#### Exercise input
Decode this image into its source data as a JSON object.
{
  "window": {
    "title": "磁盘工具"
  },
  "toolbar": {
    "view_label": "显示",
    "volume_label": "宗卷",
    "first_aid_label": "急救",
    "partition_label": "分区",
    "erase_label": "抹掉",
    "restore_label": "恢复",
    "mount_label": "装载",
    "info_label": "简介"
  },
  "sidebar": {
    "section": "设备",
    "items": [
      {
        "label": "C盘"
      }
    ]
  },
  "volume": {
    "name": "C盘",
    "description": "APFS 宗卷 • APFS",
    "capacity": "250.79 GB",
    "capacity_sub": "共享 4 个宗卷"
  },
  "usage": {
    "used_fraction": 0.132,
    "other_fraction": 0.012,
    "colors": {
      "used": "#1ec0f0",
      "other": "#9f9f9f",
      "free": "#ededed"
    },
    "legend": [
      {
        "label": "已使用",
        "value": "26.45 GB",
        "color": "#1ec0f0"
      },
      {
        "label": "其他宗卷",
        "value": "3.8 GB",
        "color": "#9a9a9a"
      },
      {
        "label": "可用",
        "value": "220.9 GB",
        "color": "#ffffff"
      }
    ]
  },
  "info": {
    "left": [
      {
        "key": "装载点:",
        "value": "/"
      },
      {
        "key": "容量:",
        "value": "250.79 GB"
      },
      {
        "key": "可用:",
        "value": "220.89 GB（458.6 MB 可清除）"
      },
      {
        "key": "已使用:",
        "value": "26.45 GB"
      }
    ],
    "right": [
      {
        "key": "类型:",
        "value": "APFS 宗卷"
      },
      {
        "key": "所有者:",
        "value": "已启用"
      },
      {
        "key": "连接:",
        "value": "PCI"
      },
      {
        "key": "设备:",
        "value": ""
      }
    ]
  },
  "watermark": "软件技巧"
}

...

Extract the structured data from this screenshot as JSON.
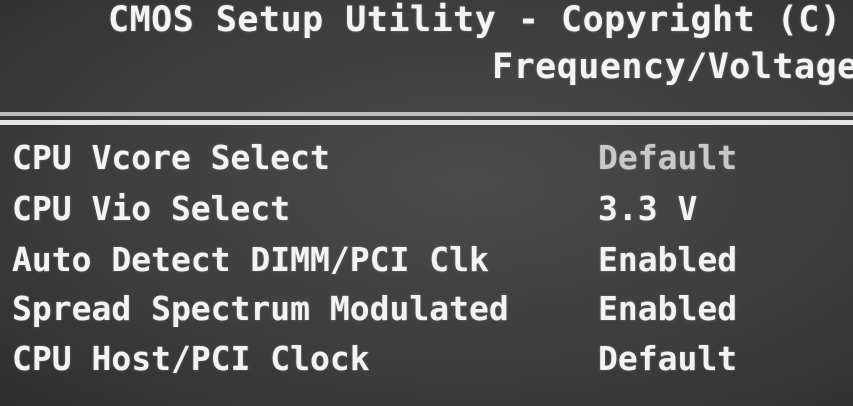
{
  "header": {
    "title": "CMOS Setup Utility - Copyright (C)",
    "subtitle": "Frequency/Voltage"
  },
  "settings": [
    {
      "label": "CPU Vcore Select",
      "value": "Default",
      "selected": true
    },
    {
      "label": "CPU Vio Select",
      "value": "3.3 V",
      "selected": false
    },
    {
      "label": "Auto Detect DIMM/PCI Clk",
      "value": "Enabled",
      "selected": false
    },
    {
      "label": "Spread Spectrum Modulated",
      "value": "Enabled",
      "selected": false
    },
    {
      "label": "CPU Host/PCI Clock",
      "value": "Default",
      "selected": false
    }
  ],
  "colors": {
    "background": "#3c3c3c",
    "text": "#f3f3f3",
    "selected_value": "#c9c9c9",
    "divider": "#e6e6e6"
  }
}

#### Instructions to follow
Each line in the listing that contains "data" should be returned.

#### Answer for this exercise
Decode this image into its source data as a JSON object.
Extract the structured data from this screenshot as JSON.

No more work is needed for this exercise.